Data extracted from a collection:

↓

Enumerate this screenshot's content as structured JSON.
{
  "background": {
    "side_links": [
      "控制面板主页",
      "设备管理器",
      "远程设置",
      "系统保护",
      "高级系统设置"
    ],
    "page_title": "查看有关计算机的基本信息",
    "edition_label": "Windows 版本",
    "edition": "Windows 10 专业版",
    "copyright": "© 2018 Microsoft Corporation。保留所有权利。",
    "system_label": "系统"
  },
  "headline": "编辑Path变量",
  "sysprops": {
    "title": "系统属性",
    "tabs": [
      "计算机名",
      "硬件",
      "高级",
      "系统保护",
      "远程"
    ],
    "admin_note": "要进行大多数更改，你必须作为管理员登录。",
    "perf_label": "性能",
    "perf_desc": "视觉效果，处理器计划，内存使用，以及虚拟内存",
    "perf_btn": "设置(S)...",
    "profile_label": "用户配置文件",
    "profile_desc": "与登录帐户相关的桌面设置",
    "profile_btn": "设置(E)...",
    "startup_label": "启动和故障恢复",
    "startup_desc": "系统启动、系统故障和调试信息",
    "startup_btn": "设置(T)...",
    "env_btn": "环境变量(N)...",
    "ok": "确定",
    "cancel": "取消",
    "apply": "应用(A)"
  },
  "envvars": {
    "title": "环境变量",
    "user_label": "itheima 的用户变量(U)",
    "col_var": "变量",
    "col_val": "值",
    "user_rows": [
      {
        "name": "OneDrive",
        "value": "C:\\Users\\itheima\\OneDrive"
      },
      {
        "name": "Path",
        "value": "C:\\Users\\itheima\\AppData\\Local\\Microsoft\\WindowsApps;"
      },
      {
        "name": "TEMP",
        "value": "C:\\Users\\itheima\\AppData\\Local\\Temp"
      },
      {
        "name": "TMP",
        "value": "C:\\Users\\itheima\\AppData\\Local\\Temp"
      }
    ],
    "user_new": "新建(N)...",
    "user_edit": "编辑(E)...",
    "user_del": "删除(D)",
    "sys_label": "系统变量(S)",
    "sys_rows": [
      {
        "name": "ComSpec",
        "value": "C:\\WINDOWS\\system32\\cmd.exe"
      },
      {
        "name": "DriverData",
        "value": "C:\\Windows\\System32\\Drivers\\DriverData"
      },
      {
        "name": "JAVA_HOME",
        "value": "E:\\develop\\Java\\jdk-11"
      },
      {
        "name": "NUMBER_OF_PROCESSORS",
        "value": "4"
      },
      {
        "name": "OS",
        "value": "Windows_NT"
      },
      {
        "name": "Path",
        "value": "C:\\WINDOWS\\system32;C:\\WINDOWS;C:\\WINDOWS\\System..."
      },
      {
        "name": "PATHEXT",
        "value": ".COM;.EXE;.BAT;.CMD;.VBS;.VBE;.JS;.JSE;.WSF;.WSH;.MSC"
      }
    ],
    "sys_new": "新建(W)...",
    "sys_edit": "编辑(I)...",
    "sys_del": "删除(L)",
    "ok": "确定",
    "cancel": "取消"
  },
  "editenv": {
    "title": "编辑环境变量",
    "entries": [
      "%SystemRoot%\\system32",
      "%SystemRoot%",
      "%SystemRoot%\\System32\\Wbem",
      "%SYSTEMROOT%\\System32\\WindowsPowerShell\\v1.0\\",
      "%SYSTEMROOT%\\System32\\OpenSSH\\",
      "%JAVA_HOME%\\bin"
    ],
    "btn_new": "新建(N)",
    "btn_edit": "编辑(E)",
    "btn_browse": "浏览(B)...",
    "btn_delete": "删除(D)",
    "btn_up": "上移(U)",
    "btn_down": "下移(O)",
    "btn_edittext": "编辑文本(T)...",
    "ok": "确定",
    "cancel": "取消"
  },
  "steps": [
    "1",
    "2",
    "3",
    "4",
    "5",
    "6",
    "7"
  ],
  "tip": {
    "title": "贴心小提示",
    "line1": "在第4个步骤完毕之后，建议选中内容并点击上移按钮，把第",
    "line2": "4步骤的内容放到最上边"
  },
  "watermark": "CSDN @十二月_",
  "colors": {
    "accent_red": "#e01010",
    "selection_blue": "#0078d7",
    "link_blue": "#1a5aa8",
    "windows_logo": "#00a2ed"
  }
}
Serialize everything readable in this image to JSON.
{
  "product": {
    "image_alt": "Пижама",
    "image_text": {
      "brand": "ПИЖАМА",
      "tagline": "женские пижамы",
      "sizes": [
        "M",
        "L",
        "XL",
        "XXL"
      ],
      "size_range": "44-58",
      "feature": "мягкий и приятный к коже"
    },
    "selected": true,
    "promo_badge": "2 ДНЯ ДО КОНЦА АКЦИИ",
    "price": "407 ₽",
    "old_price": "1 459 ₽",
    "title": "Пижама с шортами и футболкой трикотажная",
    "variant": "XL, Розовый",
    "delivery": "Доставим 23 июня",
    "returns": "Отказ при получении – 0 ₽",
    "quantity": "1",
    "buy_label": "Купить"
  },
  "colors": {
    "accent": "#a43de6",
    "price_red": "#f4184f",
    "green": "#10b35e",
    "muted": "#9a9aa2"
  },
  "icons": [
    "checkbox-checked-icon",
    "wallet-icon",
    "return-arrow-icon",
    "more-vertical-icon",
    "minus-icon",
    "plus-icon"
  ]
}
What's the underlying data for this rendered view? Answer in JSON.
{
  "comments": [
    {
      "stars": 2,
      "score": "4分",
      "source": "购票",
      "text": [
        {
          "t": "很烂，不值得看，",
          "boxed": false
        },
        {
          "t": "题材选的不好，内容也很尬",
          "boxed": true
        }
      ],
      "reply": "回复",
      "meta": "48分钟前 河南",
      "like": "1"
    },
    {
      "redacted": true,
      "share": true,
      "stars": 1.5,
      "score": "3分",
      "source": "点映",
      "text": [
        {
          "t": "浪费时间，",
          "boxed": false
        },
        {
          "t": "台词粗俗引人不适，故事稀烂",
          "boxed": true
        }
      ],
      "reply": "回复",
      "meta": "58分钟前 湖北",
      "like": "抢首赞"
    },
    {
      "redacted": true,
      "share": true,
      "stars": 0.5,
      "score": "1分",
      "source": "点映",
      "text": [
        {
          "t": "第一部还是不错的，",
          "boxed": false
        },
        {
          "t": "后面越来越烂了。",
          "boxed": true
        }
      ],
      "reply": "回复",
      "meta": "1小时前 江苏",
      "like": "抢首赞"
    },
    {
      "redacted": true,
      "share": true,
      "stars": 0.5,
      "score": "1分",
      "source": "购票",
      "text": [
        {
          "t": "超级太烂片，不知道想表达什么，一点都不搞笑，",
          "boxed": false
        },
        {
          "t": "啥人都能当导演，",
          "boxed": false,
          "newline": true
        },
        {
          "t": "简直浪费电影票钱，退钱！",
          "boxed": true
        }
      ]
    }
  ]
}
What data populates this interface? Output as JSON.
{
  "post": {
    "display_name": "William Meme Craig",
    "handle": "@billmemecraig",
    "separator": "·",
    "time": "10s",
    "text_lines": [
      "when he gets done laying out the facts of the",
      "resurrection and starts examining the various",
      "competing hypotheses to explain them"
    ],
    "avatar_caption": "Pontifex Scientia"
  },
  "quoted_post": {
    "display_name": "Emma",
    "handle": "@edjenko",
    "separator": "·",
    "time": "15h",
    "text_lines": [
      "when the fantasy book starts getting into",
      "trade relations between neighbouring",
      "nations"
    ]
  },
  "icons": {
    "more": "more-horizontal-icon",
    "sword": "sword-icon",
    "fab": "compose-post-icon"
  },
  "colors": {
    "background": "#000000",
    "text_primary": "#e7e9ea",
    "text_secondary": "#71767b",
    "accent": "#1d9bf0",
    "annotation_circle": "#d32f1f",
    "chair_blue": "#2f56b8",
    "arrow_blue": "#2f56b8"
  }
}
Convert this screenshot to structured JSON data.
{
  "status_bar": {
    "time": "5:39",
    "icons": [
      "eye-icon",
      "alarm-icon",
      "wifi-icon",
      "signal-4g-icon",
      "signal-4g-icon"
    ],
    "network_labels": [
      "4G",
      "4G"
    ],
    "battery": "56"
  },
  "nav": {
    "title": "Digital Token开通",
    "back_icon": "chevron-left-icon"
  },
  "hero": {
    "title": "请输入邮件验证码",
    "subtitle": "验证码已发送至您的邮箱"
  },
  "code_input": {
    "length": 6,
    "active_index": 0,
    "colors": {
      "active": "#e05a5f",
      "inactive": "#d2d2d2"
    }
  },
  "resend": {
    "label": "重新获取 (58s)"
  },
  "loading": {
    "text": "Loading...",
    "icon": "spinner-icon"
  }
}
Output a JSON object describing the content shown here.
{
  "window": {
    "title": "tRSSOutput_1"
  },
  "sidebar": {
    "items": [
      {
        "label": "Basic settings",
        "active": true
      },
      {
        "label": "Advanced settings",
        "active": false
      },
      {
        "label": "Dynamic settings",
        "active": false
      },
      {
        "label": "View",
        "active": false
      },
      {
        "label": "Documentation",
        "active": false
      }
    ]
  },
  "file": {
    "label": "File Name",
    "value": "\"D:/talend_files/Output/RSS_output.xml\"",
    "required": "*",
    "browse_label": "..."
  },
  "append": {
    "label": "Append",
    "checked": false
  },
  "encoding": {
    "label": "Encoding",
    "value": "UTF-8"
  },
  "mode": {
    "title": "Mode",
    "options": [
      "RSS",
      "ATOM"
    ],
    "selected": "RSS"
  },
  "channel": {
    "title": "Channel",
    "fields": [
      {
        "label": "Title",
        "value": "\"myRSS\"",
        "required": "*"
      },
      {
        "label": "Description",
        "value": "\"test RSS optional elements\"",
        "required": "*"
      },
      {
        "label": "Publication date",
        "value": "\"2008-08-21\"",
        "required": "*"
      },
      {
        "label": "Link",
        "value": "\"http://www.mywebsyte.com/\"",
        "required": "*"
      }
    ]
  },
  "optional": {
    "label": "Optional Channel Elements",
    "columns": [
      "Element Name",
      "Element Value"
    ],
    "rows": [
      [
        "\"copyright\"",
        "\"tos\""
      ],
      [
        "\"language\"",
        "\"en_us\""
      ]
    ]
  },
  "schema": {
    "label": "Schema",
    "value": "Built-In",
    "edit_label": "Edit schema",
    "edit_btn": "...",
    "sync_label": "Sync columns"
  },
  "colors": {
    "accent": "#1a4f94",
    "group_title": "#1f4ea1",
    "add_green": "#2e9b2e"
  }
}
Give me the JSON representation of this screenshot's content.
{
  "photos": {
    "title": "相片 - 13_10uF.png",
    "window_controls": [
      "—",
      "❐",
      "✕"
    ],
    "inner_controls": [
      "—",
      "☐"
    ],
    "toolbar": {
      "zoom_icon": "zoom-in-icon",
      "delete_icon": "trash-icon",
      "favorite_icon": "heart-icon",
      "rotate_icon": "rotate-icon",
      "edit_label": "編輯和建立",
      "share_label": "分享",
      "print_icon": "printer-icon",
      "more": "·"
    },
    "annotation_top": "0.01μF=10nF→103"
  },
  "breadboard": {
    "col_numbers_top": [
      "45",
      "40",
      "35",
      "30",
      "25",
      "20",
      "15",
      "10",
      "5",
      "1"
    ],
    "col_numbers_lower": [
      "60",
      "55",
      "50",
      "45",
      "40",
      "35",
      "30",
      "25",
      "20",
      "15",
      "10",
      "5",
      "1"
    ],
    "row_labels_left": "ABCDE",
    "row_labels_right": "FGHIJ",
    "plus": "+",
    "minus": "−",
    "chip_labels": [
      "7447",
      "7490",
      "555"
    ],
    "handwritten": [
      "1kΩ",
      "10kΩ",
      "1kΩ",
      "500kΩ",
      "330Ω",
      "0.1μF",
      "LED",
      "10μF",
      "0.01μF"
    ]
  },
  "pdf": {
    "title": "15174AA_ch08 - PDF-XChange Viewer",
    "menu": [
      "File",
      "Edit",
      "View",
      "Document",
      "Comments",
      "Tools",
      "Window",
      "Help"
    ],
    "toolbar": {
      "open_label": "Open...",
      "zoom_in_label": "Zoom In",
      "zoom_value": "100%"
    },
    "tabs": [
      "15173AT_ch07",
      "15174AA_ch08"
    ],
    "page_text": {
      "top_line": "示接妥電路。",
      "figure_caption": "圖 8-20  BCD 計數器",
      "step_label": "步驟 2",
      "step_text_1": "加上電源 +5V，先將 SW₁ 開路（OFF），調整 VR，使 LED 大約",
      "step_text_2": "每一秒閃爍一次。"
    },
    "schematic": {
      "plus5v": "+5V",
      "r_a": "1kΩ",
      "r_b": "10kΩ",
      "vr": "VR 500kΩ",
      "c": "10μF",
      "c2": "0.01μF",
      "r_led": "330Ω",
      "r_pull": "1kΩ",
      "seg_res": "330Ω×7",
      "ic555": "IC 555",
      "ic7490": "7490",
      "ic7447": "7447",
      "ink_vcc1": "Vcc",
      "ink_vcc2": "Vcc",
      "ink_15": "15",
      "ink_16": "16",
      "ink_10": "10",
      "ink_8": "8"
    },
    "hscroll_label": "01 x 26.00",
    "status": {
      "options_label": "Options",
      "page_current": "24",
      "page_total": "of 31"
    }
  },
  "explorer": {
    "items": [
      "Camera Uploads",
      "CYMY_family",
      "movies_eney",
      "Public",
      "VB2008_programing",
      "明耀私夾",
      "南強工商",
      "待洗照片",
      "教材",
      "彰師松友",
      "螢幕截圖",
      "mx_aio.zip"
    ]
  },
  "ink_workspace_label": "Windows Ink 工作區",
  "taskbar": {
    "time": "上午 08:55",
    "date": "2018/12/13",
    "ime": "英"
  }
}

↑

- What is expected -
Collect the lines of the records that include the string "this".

- Solution to the exercise -
Enumerate this screenshot's content as structured JSON.
Serialize everything readable in this image to JSON.
What's the underlying data for this rendered view? Answer in JSON.
What data populates this interface? Output as JSON.
Convert this screenshot to structured JSON data.
Give me the JSON representation of this screenshot's content.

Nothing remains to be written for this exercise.